- Establish drop-off locations where residents can contribute food scraps and yard waste.
- Recruit community volunteers to manage larger volume compost systems.
- Support apartment dwellers and those without space for backyard composting.
- Offer environmental education for youth programs.
- Make finished compost available to local gardens or sell to raise funds.
- Partner with nonprofits and municipalities to expand city-wide organics recycling.
Common Urban Composting Challenges
Unique obstacles arise composting in close urban quarters:
- Odors and pests from poorly managed piles.
- Lack of sufficient carbon-rich inputs to balance food waste.

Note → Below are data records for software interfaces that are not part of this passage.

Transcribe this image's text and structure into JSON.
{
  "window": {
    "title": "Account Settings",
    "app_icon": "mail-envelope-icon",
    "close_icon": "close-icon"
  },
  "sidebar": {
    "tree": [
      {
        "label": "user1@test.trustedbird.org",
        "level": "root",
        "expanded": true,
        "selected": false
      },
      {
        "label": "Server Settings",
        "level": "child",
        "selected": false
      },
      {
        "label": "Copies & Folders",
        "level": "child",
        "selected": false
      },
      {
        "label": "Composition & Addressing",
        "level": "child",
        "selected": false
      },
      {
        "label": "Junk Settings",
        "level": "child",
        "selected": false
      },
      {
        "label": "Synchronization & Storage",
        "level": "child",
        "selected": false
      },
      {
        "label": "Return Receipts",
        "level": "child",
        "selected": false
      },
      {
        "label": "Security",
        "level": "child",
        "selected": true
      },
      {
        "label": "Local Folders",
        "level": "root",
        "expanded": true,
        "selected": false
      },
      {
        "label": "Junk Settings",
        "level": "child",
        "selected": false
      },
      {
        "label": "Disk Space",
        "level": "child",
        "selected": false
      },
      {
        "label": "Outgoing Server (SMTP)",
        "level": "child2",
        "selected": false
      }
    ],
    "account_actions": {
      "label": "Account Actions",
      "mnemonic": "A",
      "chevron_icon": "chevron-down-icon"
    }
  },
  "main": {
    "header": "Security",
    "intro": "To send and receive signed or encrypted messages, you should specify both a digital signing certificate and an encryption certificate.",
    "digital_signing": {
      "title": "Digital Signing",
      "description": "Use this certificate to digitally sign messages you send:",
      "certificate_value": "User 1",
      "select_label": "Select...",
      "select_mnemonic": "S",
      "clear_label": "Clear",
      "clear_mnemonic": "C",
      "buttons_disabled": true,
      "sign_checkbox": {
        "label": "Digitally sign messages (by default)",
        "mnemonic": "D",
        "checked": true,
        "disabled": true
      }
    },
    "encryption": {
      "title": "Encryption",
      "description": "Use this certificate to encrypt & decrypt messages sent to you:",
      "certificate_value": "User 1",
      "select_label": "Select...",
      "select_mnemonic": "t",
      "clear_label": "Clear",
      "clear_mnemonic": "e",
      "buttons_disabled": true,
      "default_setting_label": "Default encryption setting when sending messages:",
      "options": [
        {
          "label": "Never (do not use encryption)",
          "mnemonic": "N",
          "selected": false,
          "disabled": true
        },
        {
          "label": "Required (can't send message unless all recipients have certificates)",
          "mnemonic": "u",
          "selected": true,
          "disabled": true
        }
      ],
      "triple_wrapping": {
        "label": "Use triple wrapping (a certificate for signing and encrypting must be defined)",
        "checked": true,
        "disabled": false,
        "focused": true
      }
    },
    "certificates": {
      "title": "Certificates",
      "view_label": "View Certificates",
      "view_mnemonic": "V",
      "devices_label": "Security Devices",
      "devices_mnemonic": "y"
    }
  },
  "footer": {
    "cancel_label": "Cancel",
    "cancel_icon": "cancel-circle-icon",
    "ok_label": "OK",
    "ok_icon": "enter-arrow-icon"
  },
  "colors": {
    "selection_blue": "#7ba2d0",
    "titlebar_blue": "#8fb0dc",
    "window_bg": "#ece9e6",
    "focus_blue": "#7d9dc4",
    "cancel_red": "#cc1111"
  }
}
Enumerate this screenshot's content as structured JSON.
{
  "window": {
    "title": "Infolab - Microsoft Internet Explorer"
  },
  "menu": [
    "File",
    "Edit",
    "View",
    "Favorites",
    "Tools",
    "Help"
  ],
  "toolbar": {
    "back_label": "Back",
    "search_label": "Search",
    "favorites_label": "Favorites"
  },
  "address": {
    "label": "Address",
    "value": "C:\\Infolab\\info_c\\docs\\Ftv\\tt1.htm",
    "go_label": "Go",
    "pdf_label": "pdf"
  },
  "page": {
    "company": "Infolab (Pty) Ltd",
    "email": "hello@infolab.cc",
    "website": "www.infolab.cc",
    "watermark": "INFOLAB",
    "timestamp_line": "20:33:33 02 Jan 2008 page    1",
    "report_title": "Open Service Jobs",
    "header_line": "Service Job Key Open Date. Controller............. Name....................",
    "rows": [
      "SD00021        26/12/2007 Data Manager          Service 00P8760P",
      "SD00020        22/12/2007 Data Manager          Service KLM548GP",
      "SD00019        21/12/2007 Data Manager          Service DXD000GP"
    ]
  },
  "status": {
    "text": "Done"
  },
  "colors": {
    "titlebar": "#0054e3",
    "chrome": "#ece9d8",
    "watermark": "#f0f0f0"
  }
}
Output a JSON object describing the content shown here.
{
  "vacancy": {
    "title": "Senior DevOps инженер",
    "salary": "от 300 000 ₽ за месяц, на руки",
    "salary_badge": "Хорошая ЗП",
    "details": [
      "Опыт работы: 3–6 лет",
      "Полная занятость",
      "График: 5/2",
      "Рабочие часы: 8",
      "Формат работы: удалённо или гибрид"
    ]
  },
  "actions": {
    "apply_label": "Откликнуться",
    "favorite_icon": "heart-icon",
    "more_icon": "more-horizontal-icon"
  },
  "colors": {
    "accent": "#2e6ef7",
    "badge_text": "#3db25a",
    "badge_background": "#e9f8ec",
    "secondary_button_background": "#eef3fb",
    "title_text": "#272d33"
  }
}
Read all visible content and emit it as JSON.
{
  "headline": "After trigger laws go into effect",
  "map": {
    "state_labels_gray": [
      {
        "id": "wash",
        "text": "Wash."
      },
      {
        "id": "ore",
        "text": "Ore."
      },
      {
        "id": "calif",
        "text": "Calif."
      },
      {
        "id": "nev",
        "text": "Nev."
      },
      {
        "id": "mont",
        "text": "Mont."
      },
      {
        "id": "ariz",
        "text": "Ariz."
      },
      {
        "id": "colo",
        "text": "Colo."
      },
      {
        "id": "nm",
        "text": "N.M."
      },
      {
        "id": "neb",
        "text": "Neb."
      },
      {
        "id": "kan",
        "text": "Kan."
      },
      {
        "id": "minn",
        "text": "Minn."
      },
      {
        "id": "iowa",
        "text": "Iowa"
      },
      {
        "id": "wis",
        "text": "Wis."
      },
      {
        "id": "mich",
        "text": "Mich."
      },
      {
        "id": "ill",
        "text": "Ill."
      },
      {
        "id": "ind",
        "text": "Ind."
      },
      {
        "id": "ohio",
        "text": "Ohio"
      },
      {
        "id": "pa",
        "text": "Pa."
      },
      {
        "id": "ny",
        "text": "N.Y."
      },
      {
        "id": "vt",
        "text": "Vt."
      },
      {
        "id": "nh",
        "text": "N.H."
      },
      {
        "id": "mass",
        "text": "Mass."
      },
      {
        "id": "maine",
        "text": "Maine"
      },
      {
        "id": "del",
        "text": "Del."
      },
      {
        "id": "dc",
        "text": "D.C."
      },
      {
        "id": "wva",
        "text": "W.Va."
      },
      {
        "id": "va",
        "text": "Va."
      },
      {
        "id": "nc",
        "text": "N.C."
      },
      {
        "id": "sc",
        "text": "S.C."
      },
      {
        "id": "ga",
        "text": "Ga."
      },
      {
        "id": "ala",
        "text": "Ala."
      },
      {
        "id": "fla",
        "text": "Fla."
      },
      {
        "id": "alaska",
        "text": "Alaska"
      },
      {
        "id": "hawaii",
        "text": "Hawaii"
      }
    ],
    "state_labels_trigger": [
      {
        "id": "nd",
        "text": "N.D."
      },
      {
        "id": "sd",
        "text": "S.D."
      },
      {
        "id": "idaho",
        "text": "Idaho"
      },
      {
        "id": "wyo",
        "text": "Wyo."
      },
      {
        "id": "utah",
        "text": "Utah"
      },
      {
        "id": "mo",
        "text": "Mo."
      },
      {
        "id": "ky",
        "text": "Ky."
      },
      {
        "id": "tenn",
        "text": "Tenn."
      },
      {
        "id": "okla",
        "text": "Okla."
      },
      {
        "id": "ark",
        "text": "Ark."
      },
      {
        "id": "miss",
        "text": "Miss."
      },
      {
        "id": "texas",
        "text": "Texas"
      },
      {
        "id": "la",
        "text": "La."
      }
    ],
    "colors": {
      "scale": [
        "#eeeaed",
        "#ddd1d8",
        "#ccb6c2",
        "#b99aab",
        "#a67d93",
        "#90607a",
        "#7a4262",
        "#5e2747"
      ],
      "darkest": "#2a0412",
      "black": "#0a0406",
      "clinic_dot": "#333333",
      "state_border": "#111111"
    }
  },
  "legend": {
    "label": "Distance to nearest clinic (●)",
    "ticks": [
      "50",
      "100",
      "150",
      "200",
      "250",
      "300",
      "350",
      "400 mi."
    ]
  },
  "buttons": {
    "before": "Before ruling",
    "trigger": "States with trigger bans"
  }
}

- Space constraints in dense neighborhoods.
- Contamination from non-compostable materials.
- Limits on backyard composting per city ordinances.
- Insufficient demand for finished compost product.
- High startup costs for large-scale systems.
However, creative solutions and community engagement can overcome these hurdles.
Advocating for City Composting Programs
Grassroots efforts help drive municipal composting initiatives:
- Petition city leaders and waste management departments to establish curbside organics collection alongside trash and recycling.
- Propose pilot programs to demonstrate benefits and build acceptance.
- Advocate for loosening restrictions on backyard composting.
- Request that public spaces like parks make on-site composting available.
- Support zoning permissions for small-scale commercial composting within city limits.
- Lobby for financial incentives like rebates on backyard compost bins to encourage participation.
- Partner with officials to site community composting locations and future centralized facilities.
Composting recycles the immense stream of organic waste generated in cities into a valuable soil enrichment resource. From indoor vermicomposting to outdoor neighborhood collection sites to municipal scale facilities, urban composting opportunities abound. Get involved and advocate today to help your city sustainably tap this circular economy potential and divert waste from landfills!
For more information on composting, visit:
[Composting 101 Guide]
[Starting a Community Compost Program]
Let’s work together to close urban food loops and build healthy sustainable cities!